“It is a song that talks about oppression inside institutions, religions and families. In other words, how people build systems of power in relationships,” the new Mexican trio Baltazar tell us when we ask them about their recent single, “Imperio”.
“The video was filmed by directors Rodrigo Robles and Tuga Arredondo. They found a very profound meaning in the lyrics of ‘Imperio’ and were inspired to project poetic and ritualistic images to represent the main idea of the song”.
Two members of Baltazar, Luis Eduardo López and Roberto Agrendano, are cousins. They began making music together early in their youth – including a project called Dante Kaostervan. Juan Pablo Corcuera, who performed as Technicolor Fabrics, appeared in their lives 10 years ago. They met in the forest of Tapalpa close to the magical town of Jalisco. They immediately found a common ground.
“In general, we like almost every type of music but only if it feels sincere,” they declare. “We respect artists like Caifanes, Facundo Cabral, Agustín Lara, Sigur Rós, Beach House, Enya, Blonde Readhead, Julio Iglesias, Ennio Morricone, Los Temerarios, Roberto Carlos, Radiohead.”

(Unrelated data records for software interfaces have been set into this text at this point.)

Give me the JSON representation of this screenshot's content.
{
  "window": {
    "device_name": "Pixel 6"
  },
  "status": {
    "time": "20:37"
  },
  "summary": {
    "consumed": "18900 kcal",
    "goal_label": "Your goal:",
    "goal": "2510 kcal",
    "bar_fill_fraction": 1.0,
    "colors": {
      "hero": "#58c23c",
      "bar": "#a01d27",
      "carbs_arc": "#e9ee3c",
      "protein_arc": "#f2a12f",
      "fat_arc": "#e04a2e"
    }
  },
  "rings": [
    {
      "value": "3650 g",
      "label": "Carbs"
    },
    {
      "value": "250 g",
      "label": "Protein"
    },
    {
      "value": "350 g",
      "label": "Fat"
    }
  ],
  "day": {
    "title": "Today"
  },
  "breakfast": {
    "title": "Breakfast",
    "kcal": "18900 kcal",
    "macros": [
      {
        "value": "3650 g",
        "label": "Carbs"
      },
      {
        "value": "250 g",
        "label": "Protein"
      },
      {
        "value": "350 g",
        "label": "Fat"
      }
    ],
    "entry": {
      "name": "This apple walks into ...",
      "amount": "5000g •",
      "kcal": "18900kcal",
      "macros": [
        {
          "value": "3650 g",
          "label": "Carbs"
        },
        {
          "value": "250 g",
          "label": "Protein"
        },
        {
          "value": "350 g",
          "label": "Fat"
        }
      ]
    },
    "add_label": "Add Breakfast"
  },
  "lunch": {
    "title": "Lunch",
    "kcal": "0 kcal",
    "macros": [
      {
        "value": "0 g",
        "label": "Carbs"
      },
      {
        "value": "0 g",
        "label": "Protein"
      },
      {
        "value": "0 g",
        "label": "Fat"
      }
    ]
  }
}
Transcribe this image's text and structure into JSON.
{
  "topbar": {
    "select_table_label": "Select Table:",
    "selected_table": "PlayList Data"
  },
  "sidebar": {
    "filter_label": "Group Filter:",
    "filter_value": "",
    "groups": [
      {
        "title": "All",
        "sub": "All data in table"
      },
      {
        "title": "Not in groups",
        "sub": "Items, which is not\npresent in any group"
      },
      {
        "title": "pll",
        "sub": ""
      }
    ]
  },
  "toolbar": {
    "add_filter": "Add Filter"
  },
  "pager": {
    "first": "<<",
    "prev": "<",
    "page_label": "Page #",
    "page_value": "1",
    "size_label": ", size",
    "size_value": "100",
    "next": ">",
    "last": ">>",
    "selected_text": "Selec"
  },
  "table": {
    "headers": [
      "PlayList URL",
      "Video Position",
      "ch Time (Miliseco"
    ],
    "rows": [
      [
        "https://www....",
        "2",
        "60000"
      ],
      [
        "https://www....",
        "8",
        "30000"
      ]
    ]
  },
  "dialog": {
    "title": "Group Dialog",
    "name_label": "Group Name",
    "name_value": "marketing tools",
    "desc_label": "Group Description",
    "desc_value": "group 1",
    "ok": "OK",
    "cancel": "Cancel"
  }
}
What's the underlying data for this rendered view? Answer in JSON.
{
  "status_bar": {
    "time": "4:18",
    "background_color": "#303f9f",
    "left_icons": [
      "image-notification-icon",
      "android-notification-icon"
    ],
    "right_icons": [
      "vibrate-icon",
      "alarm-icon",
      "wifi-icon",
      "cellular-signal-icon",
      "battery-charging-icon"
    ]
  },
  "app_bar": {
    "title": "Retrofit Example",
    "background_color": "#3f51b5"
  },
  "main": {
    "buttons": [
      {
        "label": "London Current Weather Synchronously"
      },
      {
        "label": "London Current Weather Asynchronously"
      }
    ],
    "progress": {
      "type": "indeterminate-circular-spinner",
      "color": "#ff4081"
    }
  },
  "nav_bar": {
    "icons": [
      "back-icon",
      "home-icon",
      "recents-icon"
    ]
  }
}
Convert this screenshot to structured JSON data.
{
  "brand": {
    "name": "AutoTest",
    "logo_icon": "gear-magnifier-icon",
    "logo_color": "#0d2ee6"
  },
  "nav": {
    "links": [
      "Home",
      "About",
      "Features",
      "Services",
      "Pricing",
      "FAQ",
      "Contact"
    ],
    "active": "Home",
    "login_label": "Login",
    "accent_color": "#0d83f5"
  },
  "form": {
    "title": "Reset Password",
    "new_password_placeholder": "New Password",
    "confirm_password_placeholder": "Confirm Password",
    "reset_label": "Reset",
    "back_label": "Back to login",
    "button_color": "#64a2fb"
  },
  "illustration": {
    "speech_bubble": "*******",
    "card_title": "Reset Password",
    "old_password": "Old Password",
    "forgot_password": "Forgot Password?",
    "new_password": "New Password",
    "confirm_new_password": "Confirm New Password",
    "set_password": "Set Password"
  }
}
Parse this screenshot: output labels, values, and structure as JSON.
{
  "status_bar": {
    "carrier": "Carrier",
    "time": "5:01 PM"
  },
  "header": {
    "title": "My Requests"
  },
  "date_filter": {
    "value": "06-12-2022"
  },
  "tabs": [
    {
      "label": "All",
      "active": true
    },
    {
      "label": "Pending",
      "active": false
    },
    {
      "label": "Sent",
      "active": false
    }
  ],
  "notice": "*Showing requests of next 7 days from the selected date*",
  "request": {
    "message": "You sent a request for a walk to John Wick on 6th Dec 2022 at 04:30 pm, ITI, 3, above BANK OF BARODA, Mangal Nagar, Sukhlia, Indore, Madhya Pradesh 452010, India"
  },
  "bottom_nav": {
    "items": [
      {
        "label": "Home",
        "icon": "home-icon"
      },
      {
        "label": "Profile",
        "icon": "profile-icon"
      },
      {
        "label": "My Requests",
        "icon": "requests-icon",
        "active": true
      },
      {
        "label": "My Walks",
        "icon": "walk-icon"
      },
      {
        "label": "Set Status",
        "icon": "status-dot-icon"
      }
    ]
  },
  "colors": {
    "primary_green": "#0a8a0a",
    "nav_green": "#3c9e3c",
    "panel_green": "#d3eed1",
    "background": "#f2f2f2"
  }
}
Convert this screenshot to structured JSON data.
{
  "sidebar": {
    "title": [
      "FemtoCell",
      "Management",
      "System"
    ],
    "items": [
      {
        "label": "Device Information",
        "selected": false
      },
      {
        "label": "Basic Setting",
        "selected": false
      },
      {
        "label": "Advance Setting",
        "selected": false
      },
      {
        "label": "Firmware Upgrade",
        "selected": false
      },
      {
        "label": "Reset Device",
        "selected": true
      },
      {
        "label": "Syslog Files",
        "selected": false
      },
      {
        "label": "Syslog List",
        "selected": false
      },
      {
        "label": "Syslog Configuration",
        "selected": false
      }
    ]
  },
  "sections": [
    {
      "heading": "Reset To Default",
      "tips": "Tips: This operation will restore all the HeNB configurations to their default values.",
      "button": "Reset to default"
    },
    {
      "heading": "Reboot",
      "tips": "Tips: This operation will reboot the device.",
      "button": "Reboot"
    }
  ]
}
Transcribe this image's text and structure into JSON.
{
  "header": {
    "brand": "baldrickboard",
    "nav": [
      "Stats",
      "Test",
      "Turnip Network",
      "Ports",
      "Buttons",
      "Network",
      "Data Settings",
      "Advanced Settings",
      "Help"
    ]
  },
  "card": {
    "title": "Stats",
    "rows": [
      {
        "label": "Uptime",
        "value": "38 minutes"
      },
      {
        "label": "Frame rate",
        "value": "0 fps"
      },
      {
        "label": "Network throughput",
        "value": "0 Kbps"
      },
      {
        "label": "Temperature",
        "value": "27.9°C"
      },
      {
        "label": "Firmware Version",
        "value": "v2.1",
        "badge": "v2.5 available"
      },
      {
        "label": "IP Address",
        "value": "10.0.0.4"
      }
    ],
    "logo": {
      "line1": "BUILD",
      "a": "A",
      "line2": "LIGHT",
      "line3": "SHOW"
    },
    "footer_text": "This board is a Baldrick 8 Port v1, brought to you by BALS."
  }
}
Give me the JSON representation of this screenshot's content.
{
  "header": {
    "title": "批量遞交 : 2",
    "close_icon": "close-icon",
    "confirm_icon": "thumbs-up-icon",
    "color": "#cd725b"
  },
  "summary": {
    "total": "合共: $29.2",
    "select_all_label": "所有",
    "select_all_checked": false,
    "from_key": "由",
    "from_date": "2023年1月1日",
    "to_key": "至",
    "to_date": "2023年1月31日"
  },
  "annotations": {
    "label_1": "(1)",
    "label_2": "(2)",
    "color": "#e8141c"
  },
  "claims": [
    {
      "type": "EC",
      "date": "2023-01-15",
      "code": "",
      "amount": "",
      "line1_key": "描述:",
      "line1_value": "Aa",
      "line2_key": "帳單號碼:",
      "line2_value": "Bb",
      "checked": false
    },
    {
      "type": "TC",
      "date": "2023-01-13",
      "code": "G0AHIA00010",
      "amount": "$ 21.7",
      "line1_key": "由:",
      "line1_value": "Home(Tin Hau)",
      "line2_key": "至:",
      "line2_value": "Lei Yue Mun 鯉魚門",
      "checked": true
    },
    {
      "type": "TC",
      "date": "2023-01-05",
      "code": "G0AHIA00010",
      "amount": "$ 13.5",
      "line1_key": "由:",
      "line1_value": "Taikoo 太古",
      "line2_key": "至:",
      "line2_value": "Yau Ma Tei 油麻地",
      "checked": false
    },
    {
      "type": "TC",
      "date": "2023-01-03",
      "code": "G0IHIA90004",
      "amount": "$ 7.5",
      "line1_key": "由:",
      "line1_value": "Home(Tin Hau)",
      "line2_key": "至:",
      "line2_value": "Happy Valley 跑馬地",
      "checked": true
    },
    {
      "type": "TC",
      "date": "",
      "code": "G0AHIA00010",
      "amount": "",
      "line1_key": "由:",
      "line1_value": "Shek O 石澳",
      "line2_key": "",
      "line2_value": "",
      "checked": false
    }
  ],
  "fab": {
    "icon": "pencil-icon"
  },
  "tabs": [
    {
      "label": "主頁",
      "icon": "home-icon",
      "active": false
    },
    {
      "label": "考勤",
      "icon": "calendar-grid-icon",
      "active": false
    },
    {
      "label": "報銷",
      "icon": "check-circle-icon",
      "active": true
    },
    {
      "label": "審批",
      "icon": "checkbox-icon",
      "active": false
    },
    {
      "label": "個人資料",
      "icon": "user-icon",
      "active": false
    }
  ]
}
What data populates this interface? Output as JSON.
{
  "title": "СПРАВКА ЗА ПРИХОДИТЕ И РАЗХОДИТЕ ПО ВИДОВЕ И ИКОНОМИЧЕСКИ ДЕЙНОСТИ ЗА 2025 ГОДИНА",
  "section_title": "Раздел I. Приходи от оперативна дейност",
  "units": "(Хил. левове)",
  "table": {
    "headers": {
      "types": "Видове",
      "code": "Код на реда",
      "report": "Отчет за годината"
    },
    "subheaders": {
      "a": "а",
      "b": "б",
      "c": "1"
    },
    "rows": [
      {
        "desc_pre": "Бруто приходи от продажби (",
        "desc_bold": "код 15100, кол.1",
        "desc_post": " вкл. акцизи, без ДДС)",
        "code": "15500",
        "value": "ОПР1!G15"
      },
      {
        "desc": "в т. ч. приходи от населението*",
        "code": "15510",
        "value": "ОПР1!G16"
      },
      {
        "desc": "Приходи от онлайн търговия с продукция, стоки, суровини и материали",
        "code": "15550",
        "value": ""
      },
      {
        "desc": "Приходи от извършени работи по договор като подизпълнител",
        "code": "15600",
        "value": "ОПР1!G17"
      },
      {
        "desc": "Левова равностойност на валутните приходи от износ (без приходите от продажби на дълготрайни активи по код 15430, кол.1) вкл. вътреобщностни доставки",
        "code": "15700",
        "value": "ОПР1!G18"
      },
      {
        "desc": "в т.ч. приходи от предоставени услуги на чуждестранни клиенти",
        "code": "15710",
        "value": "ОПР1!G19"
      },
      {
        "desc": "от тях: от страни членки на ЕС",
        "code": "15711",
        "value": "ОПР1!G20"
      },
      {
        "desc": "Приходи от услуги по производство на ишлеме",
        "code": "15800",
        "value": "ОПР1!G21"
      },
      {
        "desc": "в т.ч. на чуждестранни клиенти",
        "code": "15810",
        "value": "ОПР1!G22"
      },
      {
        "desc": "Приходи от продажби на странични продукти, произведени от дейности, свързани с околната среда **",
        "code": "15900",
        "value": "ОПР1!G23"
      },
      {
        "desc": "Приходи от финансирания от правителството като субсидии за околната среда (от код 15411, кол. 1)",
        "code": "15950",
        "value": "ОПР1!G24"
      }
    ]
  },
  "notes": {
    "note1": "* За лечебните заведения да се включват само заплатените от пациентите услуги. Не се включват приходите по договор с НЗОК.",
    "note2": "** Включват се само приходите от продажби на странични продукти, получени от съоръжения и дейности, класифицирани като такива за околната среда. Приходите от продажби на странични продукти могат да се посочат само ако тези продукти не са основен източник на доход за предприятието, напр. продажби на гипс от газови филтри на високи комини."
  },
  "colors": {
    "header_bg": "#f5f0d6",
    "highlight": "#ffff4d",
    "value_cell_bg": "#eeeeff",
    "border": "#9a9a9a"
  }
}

“Our sound comes very naturally. We believe that as long as we don’t belong to a specific genre we can be free to explore our souls and express ourselves in music of Baltazar.”
The single “Imperio” comes from Baltazar’s first EP. The group plans to share their debut album in three volumes – three songs each time – with the first volume already available to download from their website www.vocesdebaltazar.com.
But how about the music scene in Guadalajara, Jalisco?
“The music in our hometown Guadalajara is growing fast and strong. It is sad that the industry doesn’t pay too much attention to the bands here and doesn’t offer them a proper outreach. But there are some great music projects – we enjoy the music of Porter, Pumcayo, Dorotheo, Hello Sea horse, Camilo VII to mention just some of them.”
When we ask Baltazar about their very favourite Mexican songs – something everyone in the world should hear – they give two answers: Joan Sebastian’s “Mascarada” by and “El Jinete” by Jose Alfredo Jimenez. Here’s the older one: